ELR Citation: 34 ELR 20021
Nos. 02-626, (U.S., 03/23/2004)

The U.S. Supreme Court holds that the national pollutant discharge elimination system (NPDES) permit program applies not only to point sources that generate pollutants, but also to point sources that transfer pollutants originating elsewhere. The definition of a point source as a "conveyance" in Clean Water Act §112(14) makes plain that the point source need only convey the pollutant to navigable waters. Nevertheless, the Court was unable to determine whether a water district's removal of phosphorus-laden water from a canal into undeveloped wetlands in the Florida Everglades requires an NPDES permit. A district court granted a Native American tribe and an environmental group summary judgment on their claim that the pumping station requires an NPDES permit, and the appellate court affirmed. Both courts rested their holdings on the predicate determination that the canal and wetlands are two distinct water bodies. However, further development of the record is necessary to resolve the dispute over the validity of the distinction between the canal and the wetlands.
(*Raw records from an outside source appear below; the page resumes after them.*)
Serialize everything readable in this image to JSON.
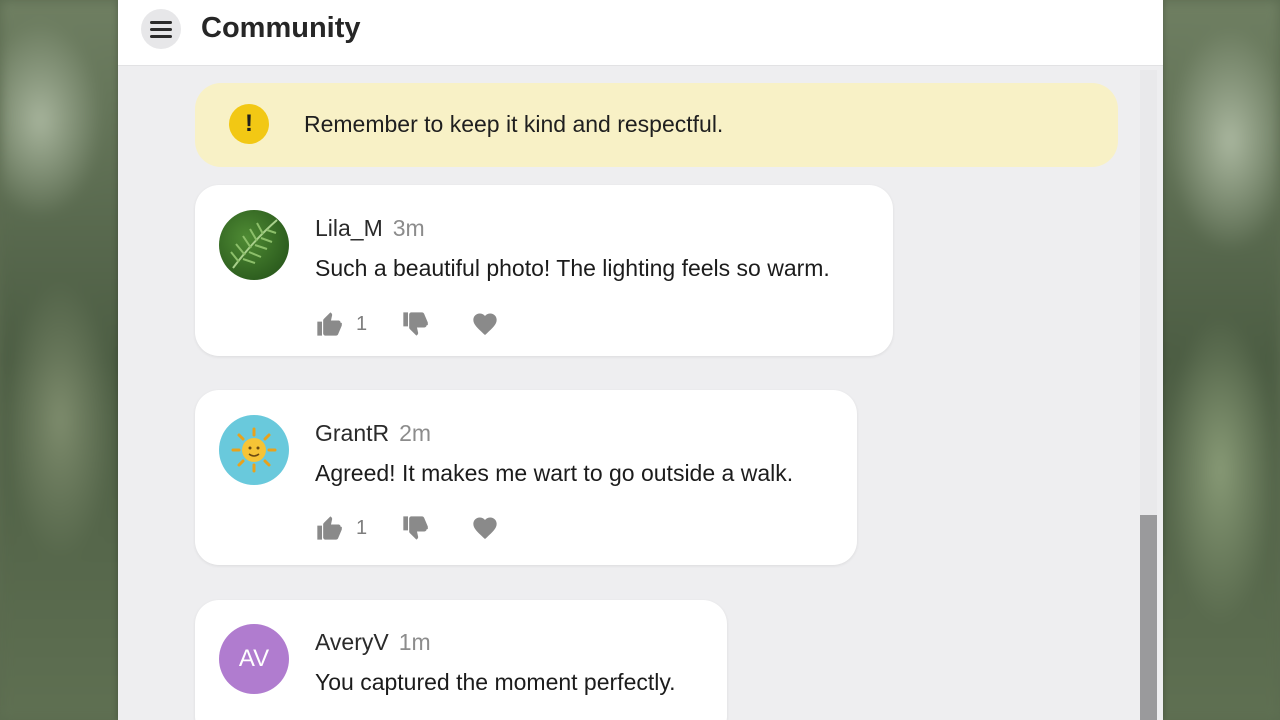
{
  "header": {
    "title": "Community",
    "menu_icon": "hamburger-menu-icon"
  },
  "notice": {
    "icon": "warning-icon",
    "icon_glyph": "!",
    "text": "Remember to keep it kind and respectful."
  },
  "comments": [
    {
      "author": "Lila_M",
      "time": "3m",
      "text": "Such a beautiful photo! The lighting feels so warm.",
      "avatar": "leaf-photo",
      "likes": "1"
    },
    {
      "author": "GrantR",
      "time": "2m",
      "text": "Agreed! It makes me wart to go outside a walk.",
      "avatar": "sun-emoji",
      "likes": "1"
    },
    {
      "author": "AveryV",
      "time": "1m",
      "text": "You captured the moment perfectly.",
      "avatar_initials": "AV"
    }
  ],
  "colors": {
    "notice_bg": "#f8f1c6",
    "notice_icon": "#f2c814",
    "avatar_avery": "#b07ccf",
    "avatar_grant": "#69c9dc",
    "action_icon": "#8a8a8a"
  }
}
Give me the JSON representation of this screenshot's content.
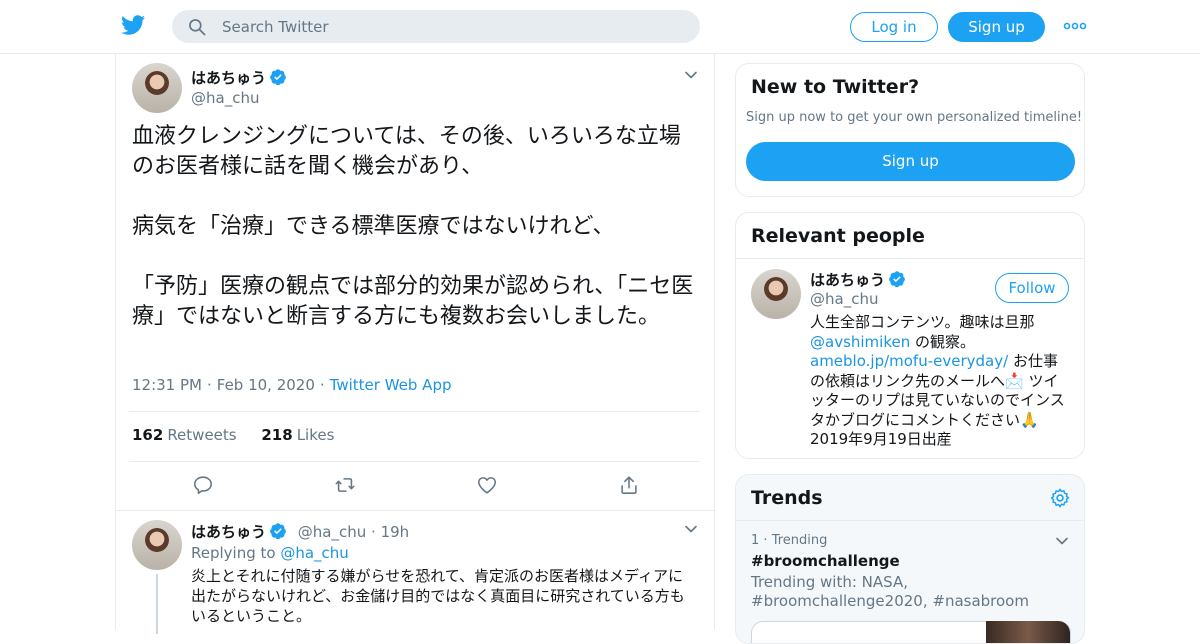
{
  "header": {
    "search_placeholder": "Search Twitter",
    "login_label": "Log in",
    "signup_label": "Sign up"
  },
  "tweet": {
    "author_name": "はあちゅう",
    "author_handle": "@ha_chu",
    "text": [
      "血液クレンジングについては、その後、いろいろな立場のお医者様に話を聞く機会があり、",
      "病気を「治療」できる標準医療ではないけれど、",
      "「予防」医療の観点では部分的効果が認められ、「ニセ医療」ではないと断言する方にも複数お会いしました。"
    ],
    "time": "12:31 PM",
    "date": "Feb 10, 2020",
    "source": "Twitter Web App",
    "retweets_count": "162",
    "retweets_label": "Retweets",
    "likes_count": "218",
    "likes_label": "Likes"
  },
  "reply": {
    "author_name": "はあちゅう",
    "author_handle": "@ha_chu",
    "age": "19h",
    "replying_prefix": "Replying to",
    "replying_to": "@ha_chu",
    "text": "炎上とそれに付随する嫌がらせを恐れて、肯定派のお医者様はメディアに出たがらないけれど、お金儲け目的ではなく真面目に研究されている方もいるということ。"
  },
  "sidebar": {
    "new_title": "New to Twitter?",
    "new_sub": "Sign up now to get your own personalized timeline!",
    "new_signup_label": "Sign up",
    "relevant_title": "Relevant people",
    "person_name": "はあちゅう",
    "person_handle": "@ha_chu",
    "follow_label": "Follow",
    "bio_part1": "人生全部コンテンツ。趣味は旦那",
    "bio_mention": "@avshimiken",
    "bio_part2": " の観察。",
    "bio_link": "ameblo.jp/mofu-everyday/",
    "bio_part3": " お仕事の依頼はリンク先のメールへ",
    "bio_emoji1": "📩",
    "bio_part4": " ツイッターのリプは見ていないのでインスタかブログにコメントください",
    "bio_emoji2": "🙏",
    "bio_part5": "2019年9月19日出産",
    "trends_title": "Trends",
    "trend_rank": "1",
    "trend_label": "Trending",
    "trend_name": "#broomchallenge",
    "trend_with": "Trending with: NASA, #broomchallenge2020, #nasabroom"
  },
  "colors": {
    "brand": "#1da1f2",
    "link": "#1b95e0",
    "text": "#14171a",
    "muted": "#657786",
    "border": "#e6ecf0"
  },
  "icons": [
    "twitter-bird-icon",
    "search-icon",
    "more-icon",
    "verified-icon",
    "chevron-down-icon",
    "reply-icon",
    "retweet-icon",
    "like-icon",
    "share-icon",
    "settings-gear-icon"
  ]
}
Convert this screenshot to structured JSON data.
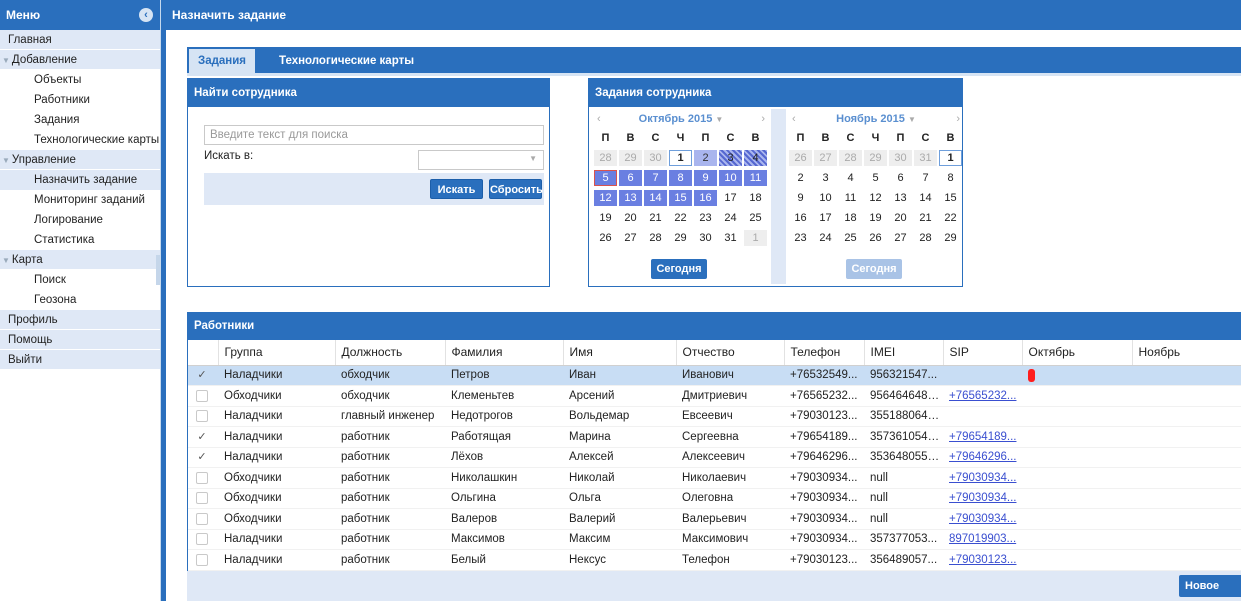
{
  "sidebar": {
    "title": "Меню",
    "collapse_icon": "chevron-left-circle-icon",
    "items": [
      {
        "label": "Главная",
        "type": "top"
      },
      {
        "label": "Добавление",
        "type": "group"
      },
      {
        "label": "Объекты",
        "type": "sub"
      },
      {
        "label": "Работники",
        "type": "sub"
      },
      {
        "label": "Задания",
        "type": "sub"
      },
      {
        "label": "Технологические карты",
        "type": "sub"
      },
      {
        "label": "Управление",
        "type": "group"
      },
      {
        "label": "Назначить задание",
        "type": "sub",
        "active": true
      },
      {
        "label": "Мониторинг заданий",
        "type": "sub"
      },
      {
        "label": "Логирование",
        "type": "sub"
      },
      {
        "label": "Статистика",
        "type": "sub"
      },
      {
        "label": "Карта",
        "type": "group"
      },
      {
        "label": "Поиск",
        "type": "sub"
      },
      {
        "label": "Геозона",
        "type": "sub"
      },
      {
        "label": "Профиль",
        "type": "top"
      },
      {
        "label": "Помощь",
        "type": "top"
      },
      {
        "label": "Выйти",
        "type": "top"
      }
    ]
  },
  "header": {
    "title": "Назначить задание"
  },
  "tabs": [
    {
      "label": "Задания",
      "active": true
    },
    {
      "label": "Технологические карты",
      "active": false
    }
  ],
  "find_panel": {
    "title": "Найти сотрудника",
    "search_placeholder": "Введите текст для поиска",
    "search_in_label": "Искать в:",
    "search_in_value": "",
    "find_button": "Искать",
    "reset_button": "Сбросить"
  },
  "calendar_panel": {
    "title": "Задания сотрудника",
    "dow": [
      "П",
      "В",
      "С",
      "Ч",
      "П",
      "С",
      "В"
    ],
    "calendars": [
      {
        "month_label": "Октябрь 2015",
        "today_button": "Сегодня",
        "today_enabled": true,
        "days": [
          [
            "28",
            "other"
          ],
          [
            "29",
            "other"
          ],
          [
            "30",
            "other"
          ],
          [
            "1",
            "today"
          ],
          [
            "2",
            "light"
          ],
          [
            "3",
            "hatch"
          ],
          [
            "4",
            "hatch"
          ],
          [
            "5",
            "task sel"
          ],
          [
            "6",
            "task"
          ],
          [
            "7",
            "task"
          ],
          [
            "8",
            "task"
          ],
          [
            "9",
            "task"
          ],
          [
            "10",
            "task"
          ],
          [
            "11",
            "task"
          ],
          [
            "12",
            "task"
          ],
          [
            "13",
            "task"
          ],
          [
            "14",
            "task"
          ],
          [
            "15",
            "task"
          ],
          [
            "16",
            "task"
          ],
          [
            "17",
            ""
          ],
          [
            "18",
            ""
          ],
          [
            "19",
            ""
          ],
          [
            "20",
            ""
          ],
          [
            "21",
            ""
          ],
          [
            "22",
            ""
          ],
          [
            "23",
            ""
          ],
          [
            "24",
            ""
          ],
          [
            "25",
            ""
          ],
          [
            "26",
            ""
          ],
          [
            "27",
            ""
          ],
          [
            "28",
            ""
          ],
          [
            "29",
            ""
          ],
          [
            "30",
            ""
          ],
          [
            "31",
            ""
          ],
          [
            "1",
            "other"
          ]
        ]
      },
      {
        "month_label": "Ноябрь 2015",
        "today_button": "Сегодня",
        "today_enabled": false,
        "days": [
          [
            "26",
            "other"
          ],
          [
            "27",
            "other"
          ],
          [
            "28",
            "other"
          ],
          [
            "29",
            "other"
          ],
          [
            "30",
            "other"
          ],
          [
            "31",
            "other"
          ],
          [
            "1",
            "today"
          ],
          [
            "2",
            ""
          ],
          [
            "3",
            ""
          ],
          [
            "4",
            ""
          ],
          [
            "5",
            ""
          ],
          [
            "6",
            ""
          ],
          [
            "7",
            ""
          ],
          [
            "8",
            ""
          ],
          [
            "9",
            ""
          ],
          [
            "10",
            ""
          ],
          [
            "11",
            ""
          ],
          [
            "12",
            ""
          ],
          [
            "13",
            ""
          ],
          [
            "14",
            ""
          ],
          [
            "15",
            ""
          ],
          [
            "16",
            ""
          ],
          [
            "17",
            ""
          ],
          [
            "18",
            ""
          ],
          [
            "19",
            ""
          ],
          [
            "20",
            ""
          ],
          [
            "21",
            ""
          ],
          [
            "22",
            ""
          ],
          [
            "23",
            ""
          ],
          [
            "24",
            ""
          ],
          [
            "25",
            ""
          ],
          [
            "26",
            ""
          ],
          [
            "27",
            ""
          ],
          [
            "28",
            ""
          ],
          [
            "29",
            ""
          ]
        ]
      }
    ]
  },
  "workers": {
    "title": "Работники",
    "columns": [
      "",
      "Группа",
      "Должность",
      "Фамилия",
      "Имя",
      "Отчество",
      "Телефон",
      "IMEI",
      "SIP",
      "Октябрь",
      "Ноябрь"
    ],
    "rows": [
      {
        "checked": true,
        "selected": true,
        "group": "Наладчики",
        "position": "обходчик",
        "last": "Петров",
        "first": "Иван",
        "middle": "Иванович",
        "phone": "+76532549...",
        "imei": "956321547...",
        "sip": "",
        "oct_mark": true
      },
      {
        "checked": false,
        "group": "Обходчики",
        "position": "обходчик",
        "last": "Клеменьтев",
        "first": "Арсений",
        "middle": "Дмитриевич",
        "phone": "+76565232...",
        "imei": "9564646481...",
        "sip": "+76565232..."
      },
      {
        "checked": false,
        "group": "Наладчики",
        "position": "главный инженер",
        "last": "Недотрогов",
        "first": "Вольдемар",
        "middle": "Евсеевич",
        "phone": "+79030123...",
        "imei": "3551880641...",
        "sip": ""
      },
      {
        "checked": true,
        "group": "Наладчики",
        "position": "работник",
        "last": "Работящая",
        "first": "Марина",
        "middle": "Сергеевна",
        "phone": "+79654189...",
        "imei": "3573610545...",
        "sip": "+79654189..."
      },
      {
        "checked": true,
        "group": "Наладчики",
        "position": "работник",
        "last": "Лёхов",
        "first": "Алексей",
        "middle": "Алексеевич",
        "phone": "+79646296...",
        "imei": "3536480553...",
        "sip": "+79646296..."
      },
      {
        "checked": false,
        "group": "Обходчики",
        "position": "работник",
        "last": "Николашкин",
        "first": "Николай",
        "middle": "Николаевич",
        "phone": "+79030934...",
        "imei": "null",
        "sip": "+79030934..."
      },
      {
        "checked": false,
        "group": "Обходчики",
        "position": "работник",
        "last": "Ольгина",
        "first": "Ольга",
        "middle": "Олеговна",
        "phone": "+79030934...",
        "imei": "null",
        "sip": "+79030934..."
      },
      {
        "checked": false,
        "group": "Обходчики",
        "position": "работник",
        "last": "Валеров",
        "first": "Валерий",
        "middle": "Валерьевич",
        "phone": "+79030934...",
        "imei": "null",
        "sip": "+79030934..."
      },
      {
        "checked": false,
        "group": "Наладчики",
        "position": "работник",
        "last": "Максимов",
        "first": "Максим",
        "middle": "Максимович",
        "phone": "+79030934...",
        "imei": "357377053...",
        "sip": "897019903..."
      },
      {
        "checked": false,
        "group": "Наладчики",
        "position": "работник",
        "last": "Белый",
        "first": "Нексус",
        "middle": "Телефон",
        "phone": "+79030123...",
        "imei": "356489057...",
        "sip": "+79030123..."
      }
    ]
  },
  "footer": {
    "new_task_button": "Новое задание"
  },
  "colors": {
    "brand": "#2a6fbd",
    "panel_light": "#dfe8f6",
    "task_day": "#6a7fe1",
    "sip_link": "#3a4fd0",
    "oct_mark": "#ff1e1e"
  }
}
The case, therefore, was vacated and remanded. After reviewing the full record on remand, it is possible that the district court will conclude that they are not meaningfully distinct water bodies. If it does so, then the pump station will not need an NPDES permit because pumping water from one body of water into the other cannot constitute an "addition" of pollutants within the meaning of the Act. O'Connor, J., delivered the opinion of the Court, Parts I and II.A of which were unanimous, and Parts II.B and II.C of which were joined by Rehnquist, C.J., and Stevens, Kennedy, Souter, Thomas, Ginsburg, and Breyer, JJ. Scalia, J. filed an opinion concurring in part and dissenting in part.